Serving Clovis, Portales and the Surrounding Communities

Reading gives me such a rush

link Wendel Sloan

Local columnist

When I occasionally turn off the TV and computer and open a book, a strange jolt surges through my brain.

Granted, there are no opera-singing cats, graphics comparing Hillary to Hitler, or a bachelor making out with 25 women on 25 first dates, but the endorphin rush makes electronic entertainment seem stupefyingly monochrome.

Example: I recently finished “Survival of the Sickest” by Dr. Sharon Moalem. The basic premise is some diseases evolved to protect ancestors from more lethal ones. The protective diseases still eventually killed — but gave humans time to reproduce.

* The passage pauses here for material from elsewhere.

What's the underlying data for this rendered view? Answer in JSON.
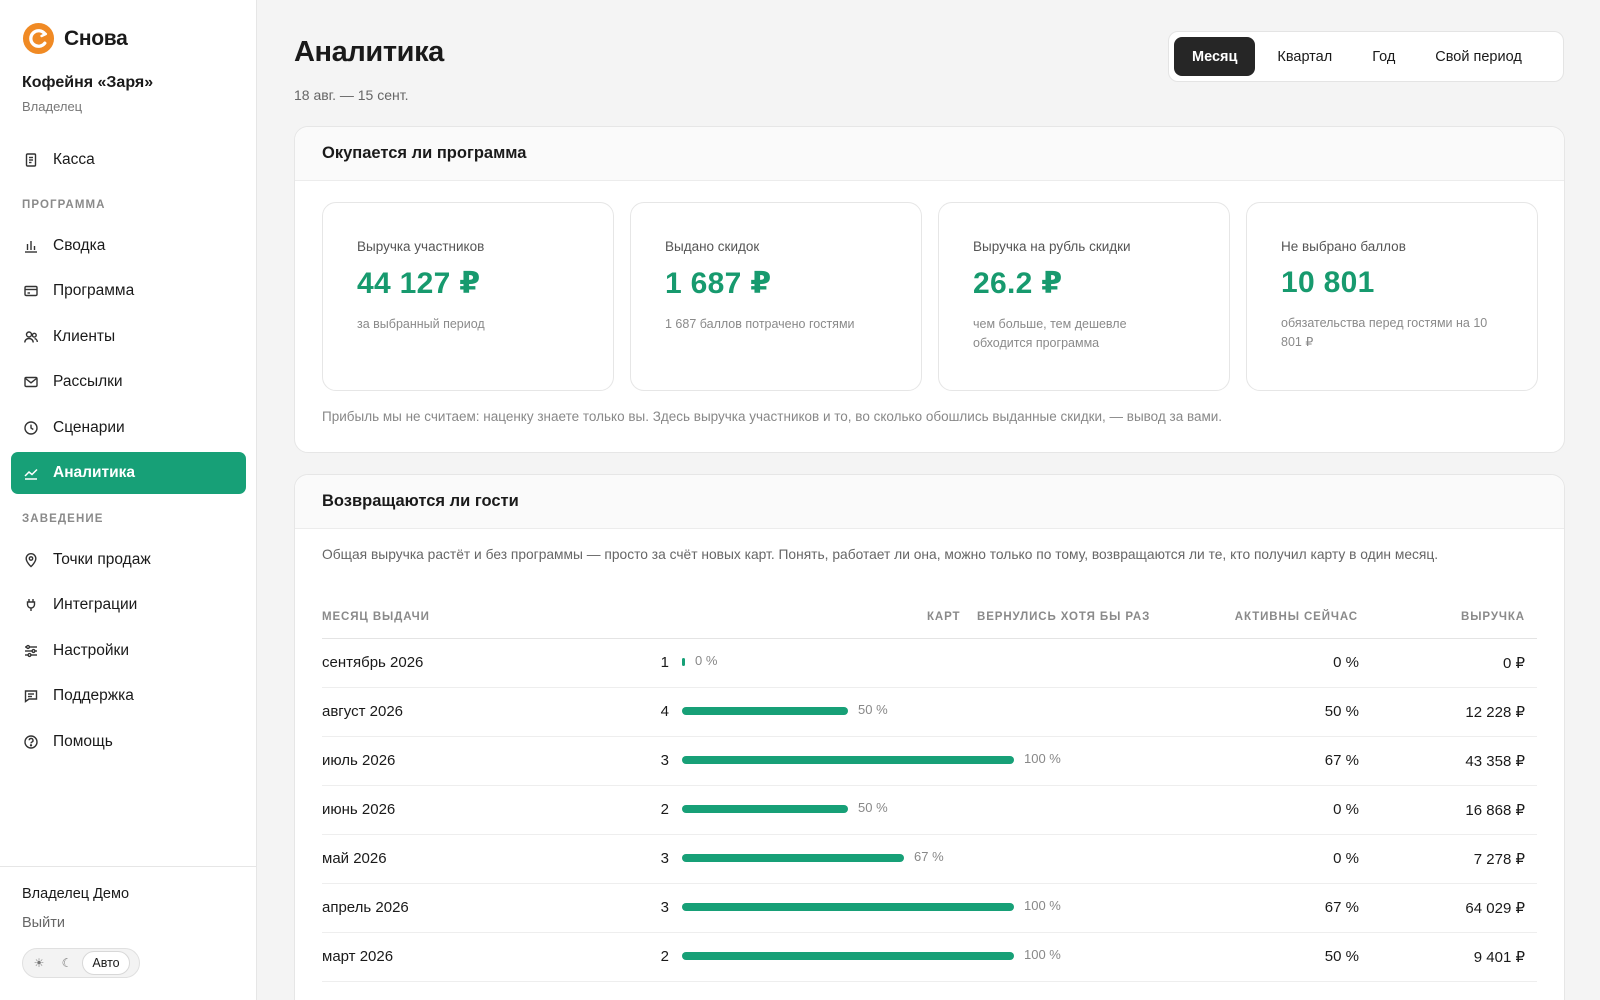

Cases in point: Having one copy (two copies is deadly) of the cystic fibrosis gene offered protection from tuberculosis. Because of iron-deficient macrophages (white blood cells), hemochromatosis protected from the plague. Because sugar is an anti-freeze, diabetes protected from fatal freezing during ice ages.

The problem is when the more immediately deadly diseases subside, the protective diseases still remain and kill.

Other tidbits:

• Our immune systems have a million-plus different antibodies.

• Because of their increased iron, healthy men were more vulnerable to the plague than malnourished children.

• Cholesterol levels are higher in winter because increased summer sun converts more to Vitamin D.

• Human skin color is related to the amount of sun a population is exposed to over long periods.

• Despite limited sunlight, the sub-arctic, dark-skinned Inuit are an exception to the rule because they eat so much Vitamin D-rich fatty fish they only need limited ultraviolet exposure to make Vitamin D.

• Formerly parasitic bacteria evolved a mutually beneficial relationship with our evolutionary predecessors and became part of our DNA.

• During times of crisis, birth rates skew female. After great conflicts, such as world wars, the male birth rate goes up.

• The vast majority of women giving birth in water need no painkillers, or widening-incisions to prevent tearing, and there is no danger of babies inhaling water because they don’t breathe until they feel air on their faces.

“Hoarders” is coming on.


Contact Wendel Sloan at:

[email protected]

Rendered 05/21/2024 23:25